START Records shown

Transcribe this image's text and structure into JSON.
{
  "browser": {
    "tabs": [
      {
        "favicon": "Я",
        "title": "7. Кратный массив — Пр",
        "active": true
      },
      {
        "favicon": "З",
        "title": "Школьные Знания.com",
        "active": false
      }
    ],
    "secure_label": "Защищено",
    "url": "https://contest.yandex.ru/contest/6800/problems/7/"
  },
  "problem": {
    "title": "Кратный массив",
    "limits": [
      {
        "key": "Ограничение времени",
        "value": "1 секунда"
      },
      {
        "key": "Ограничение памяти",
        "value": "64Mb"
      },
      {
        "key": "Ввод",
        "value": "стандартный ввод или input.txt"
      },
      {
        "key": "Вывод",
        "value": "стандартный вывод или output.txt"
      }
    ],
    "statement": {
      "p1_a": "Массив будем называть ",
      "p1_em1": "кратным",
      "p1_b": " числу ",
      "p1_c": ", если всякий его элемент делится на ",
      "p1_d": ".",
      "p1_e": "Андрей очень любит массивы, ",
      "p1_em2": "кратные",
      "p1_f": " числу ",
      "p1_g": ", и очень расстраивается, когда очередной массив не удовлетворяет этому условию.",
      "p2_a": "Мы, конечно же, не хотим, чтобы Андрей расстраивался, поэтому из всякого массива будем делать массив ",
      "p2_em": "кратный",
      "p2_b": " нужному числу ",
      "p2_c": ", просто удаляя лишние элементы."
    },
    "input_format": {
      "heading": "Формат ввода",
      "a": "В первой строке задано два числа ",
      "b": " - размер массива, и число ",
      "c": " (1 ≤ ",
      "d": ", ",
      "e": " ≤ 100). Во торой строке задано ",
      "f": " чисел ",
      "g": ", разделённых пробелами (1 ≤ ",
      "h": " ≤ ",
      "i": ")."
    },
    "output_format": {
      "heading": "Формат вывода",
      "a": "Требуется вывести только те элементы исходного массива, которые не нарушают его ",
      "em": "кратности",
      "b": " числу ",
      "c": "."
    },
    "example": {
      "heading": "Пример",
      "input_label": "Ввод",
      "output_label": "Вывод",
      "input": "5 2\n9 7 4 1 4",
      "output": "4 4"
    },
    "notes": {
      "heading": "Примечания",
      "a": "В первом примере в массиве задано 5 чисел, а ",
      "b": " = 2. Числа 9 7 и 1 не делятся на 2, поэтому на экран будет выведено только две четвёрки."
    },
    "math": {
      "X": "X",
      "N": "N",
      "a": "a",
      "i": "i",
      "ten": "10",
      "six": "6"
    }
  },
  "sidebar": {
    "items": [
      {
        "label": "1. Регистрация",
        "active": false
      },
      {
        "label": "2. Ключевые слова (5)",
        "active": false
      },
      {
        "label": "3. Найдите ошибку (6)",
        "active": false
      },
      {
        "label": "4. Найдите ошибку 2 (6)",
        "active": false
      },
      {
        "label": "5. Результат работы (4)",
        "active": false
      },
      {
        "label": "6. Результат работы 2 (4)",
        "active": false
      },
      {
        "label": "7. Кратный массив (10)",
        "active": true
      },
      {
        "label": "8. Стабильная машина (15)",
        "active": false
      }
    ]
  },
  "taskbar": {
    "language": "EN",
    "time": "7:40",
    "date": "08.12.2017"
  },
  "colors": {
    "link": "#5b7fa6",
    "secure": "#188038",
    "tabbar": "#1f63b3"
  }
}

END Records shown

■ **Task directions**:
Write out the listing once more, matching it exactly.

■ **Response**:
Transcribe this image's text and structure into JSON.
{
  "browser": {
    "tabs": [
      {
        "favicon": "Я",
        "title": "7. Кратный массив — Пр",
        "active": true
      },
      {
        "favicon": "З",
        "title": "Школьные Знания.com",
        "active": false
      }
    ],
    "secure_label": "Защищено",
    "url": "https://contest.yandex.ru/contest/6800/problems/7/"
  },
  "problem": {
    "title": "Кратный массив",
    "limits": [
      {
        "key": "Ограничение времени",
        "value": "1 секунда"
      },
      {
        "key": "Ограничение памяти",
        "value": "64Mb"
      },
      {
        "key": "Ввод",
        "value": "стандартный ввод или input.txt"
      },
      {
        "key": "Вывод",
        "value": "стандартный вывод или output.txt"
      }
    ],
    "statement": {
      "p1_a": "Массив будем называть ",
      "p1_em1": "кратным",
      "p1_b": " числу ",
      "p1_c": ", если всякий его элемент делится на ",
      "p1_d": ".",
      "p1_e": "Андрей очень любит массивы, ",
      "p1_em2": "кратные",
      "p1_f": " числу ",
      "p1_g": ", и очень расстраивается, когда очередной массив не удовлетворяет этому условию.",
      "p2_a": "Мы, конечно же, не хотим, чтобы Андрей расстраивался, поэтому из всякого массива будем делать массив ",
      "p2_em": "кратный",
      "p2_b": " нужному числу ",
      "p2_c": ", просто удаляя лишние элементы."
    },
    "input_format": {
      "heading": "Формат ввода",
      "a": "В первой строке задано два числа ",
      "b": " - размер массива, и число ",
      "c": " (1 ≤ ",
      "d": ", ",
      "e": " ≤ 100). Во торой строке задано ",
      "f": " чисел ",
      "g": ", разделённых пробелами (1 ≤ ",
      "h": " ≤ ",
      "i": ")."
    },
    "output_format": {
      "heading": "Формат вывода",
      "a": "Требуется вывести только те элементы исходного массива, которые не нарушают его ",
      "em": "кратности",
      "b": " числу ",
      "c": "."
    },
    "example": {
      "heading": "Пример",
      "input_label": "Ввод",
      "output_label": "Вывод",
      "input": "5 2\n9 7 4 1 4",
      "output": "4 4"
    },
    "notes": {
      "heading": "Примечания",
      "a": "В первом примере в массиве задано 5 чисел, а ",
      "b": " = 2. Числа 9 7 и 1 не делятся на 2, поэтому на экран будет выведено только две четвёрки."
    },
    "math": {
      "X": "X",
      "N": "N",
      "a": "a",
      "i": "i",
      "ten": "10",
      "six": "6"
    }
  },
  "sidebar": {
    "items": [
      {
        "label": "1. Регистрация",
        "active": false
      },
      {
        "label": "2. Ключевые слова (5)",
        "active": false
      },
      {
        "label": "3. Найдите ошибку (6)",
        "active": false
      },
      {
        "label": "4. Найдите ошибку 2 (6)",
        "active": false
      },
      {
        "label": "5. Результат работы (4)",
        "active": false
      },
      {
        "label": "6. Результат работы 2 (4)",
        "active": false
      },
      {
        "label": "7. Кратный массив (10)",
        "active": true
      },
      {
        "label": "8. Стабильная машина (15)",
        "active": false
      }
    ]
  },
  "taskbar": {
    "language": "EN",
    "time": "7:40",
    "date": "08.12.2017"
  },
  "colors": {
    "link": "#5b7fa6",
    "secure": "#188038",
    "tabbar": "#1f63b3"
  }
}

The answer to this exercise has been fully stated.